Sun, Jun 17, 7:00pm, Regal Cinemas L.A. LIVE 12; Mon, Jun 18, 8:10pm, Regal Cinemas L.A. LIVE 12
Well, you have to take at least one random shot at every festival, and young Czech filmmaker Olmo Omerzu’s coming-of-age tale about two 12-year-old boys who end up at an adult party may also provide some rare humor, if of the darker variety. The film had a premiere at Berlin and it has opened on Omerzu’s home turf, but this is the first showing in North America. (Sneak in some vodka if you can to match the narrative.)
Fri, Jun 15, 8:00pm, Regal Cinemas L.A. LIVE 11
The unavoidably glaring fact that this low-budget family drama is courtesy of the blockbuster writers behind “Transformers,” “Mission: Impossible III,” “Star Trek” and “Cowboys & Aliens” should raise eyebrows enough. But the June 29 Disney-DreamWorks release from first-time director Alex Kurtzman and regular writing partner Roberto Orci has some surprisingly positive whispers preceding its world premiere at LAFF. The story of a salesman who has to deliver an inheritance to a sister he didn’t know about stars action hunk Chris Pine, who is for the first time trying to show some real dramatic chops.
“Searching for Sugar Man”– Summer Showcase
Tue, Jun 19, 7:40pm, Regal Cinemas L.A. LIVE 8; Wed, Jun 20, 5:30pm, Regal Cinemas L.A. LIVE 8
Malik Bendjelloul’s documentary about 1970’s singer-songwriter Rodriguez, whose music failed to find an audience in America only to become an underground rallying cry in South Africa during apartheid, was one of the most rapturously received documentaries at Sundance this year.
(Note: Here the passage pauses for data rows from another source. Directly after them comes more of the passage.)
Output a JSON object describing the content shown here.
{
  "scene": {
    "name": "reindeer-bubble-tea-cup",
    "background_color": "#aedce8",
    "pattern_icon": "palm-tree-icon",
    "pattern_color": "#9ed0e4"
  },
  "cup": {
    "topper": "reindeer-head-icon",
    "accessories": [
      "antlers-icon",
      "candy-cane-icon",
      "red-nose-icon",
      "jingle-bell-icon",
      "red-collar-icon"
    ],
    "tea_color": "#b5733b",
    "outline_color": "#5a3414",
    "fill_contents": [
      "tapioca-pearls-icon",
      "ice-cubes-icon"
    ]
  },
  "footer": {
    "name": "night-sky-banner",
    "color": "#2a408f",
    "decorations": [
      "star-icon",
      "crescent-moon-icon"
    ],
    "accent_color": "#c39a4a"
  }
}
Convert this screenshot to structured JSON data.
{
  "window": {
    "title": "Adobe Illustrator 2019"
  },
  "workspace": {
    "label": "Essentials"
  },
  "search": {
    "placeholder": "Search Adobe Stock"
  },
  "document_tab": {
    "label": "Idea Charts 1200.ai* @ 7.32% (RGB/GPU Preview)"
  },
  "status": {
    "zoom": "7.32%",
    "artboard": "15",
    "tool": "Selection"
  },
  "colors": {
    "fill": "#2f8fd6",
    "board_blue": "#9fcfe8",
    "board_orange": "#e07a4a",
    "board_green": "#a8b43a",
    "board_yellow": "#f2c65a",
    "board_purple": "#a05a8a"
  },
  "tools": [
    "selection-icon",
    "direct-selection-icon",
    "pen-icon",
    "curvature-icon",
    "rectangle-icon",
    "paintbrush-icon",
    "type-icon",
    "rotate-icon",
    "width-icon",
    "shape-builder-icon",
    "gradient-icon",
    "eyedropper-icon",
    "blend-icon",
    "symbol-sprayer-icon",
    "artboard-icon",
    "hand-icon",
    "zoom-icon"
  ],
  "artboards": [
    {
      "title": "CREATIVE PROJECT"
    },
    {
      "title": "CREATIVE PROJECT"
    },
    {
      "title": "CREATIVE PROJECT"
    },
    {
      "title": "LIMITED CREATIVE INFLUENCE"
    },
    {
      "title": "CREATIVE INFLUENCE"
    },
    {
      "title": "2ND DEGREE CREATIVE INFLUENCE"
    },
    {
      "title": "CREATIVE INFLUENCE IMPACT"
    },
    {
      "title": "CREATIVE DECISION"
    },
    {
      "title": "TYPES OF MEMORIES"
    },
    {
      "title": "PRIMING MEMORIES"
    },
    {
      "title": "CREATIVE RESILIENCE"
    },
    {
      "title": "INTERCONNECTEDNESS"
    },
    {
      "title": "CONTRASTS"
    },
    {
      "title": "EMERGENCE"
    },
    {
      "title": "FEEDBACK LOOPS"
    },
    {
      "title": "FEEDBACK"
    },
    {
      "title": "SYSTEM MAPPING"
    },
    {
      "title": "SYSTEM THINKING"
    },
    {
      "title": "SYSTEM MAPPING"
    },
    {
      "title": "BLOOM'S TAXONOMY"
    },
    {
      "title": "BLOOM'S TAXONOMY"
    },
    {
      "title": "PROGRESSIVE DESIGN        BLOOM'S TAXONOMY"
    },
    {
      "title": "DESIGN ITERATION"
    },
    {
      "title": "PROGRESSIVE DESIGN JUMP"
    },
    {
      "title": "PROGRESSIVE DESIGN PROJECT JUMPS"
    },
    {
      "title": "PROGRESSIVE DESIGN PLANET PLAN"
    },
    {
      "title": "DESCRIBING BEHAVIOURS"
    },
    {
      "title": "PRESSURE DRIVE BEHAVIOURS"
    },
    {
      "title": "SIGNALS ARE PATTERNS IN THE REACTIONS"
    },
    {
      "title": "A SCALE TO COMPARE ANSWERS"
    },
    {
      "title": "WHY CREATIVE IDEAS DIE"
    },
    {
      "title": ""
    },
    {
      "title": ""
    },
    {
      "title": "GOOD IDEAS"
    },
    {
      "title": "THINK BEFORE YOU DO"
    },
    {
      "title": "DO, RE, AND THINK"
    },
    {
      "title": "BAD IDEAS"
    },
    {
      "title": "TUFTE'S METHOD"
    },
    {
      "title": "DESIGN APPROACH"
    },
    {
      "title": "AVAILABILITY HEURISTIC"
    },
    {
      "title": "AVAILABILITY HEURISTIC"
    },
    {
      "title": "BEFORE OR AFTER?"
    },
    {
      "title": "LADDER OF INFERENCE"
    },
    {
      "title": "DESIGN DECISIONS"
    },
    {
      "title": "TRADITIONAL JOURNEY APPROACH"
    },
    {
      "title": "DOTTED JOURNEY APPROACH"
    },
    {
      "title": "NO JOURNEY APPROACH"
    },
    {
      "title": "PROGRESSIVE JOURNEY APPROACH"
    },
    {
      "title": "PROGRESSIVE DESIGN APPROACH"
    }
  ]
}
The film, which was produced by Oscar-winning “Man on Wire” producer Simon Chinn, won two awards there and was acquired by Sony Pictures Classics for a late July release. The truth of the story — and the music — rarely fails to lift audience spirits (our own Eric Kohn gave it a B+ review in Park City), and if you haven’t seen it yet this is your shot.
“Seeking a Friend for the End of the World” – Galas
Mon, Jun 18, 7:30pm, Regal Cinemas L.A. LIVE 1
A movie starring Steve Carell and Keira Knightley may prompt certain preconceptions, but this is the directing debut of screenwriter Lorene Scafaria (“Nick and Norah’s Infinite Playlist”), whose membership in the Fempire and years-long struggle to direct this idiosyncratic apocalypse movie herself add to its curiosity. Plus, Melanie Lynskey, Patton Oswalt and Rob Corddry — all of which have turned in fantastic indie-film performances recently — show up during the end-of-the-world road trip, which is getting its world premiere at LAFF before a June 22 release from Focus.
Sun, Jun 17, 1:20pm, Regal Cinemas L.A. LIVE 10; Mon, Jun 18, 7:10pm, Regal Cinemas L.A. LIVE 11
This drama from French-born director Ursula Meier (“Home”), about a preteen thief ripping off tourists at a Swiss ski resort and his relationship with his immature older sister, was in competition at the Berlin film festival and won the Silver Bear. Despite its spring release around Europe, this is the film’s first exposure Stateside, and it brings positive reviews with it (including one from IW's Eric Kohn, who gave it an A-).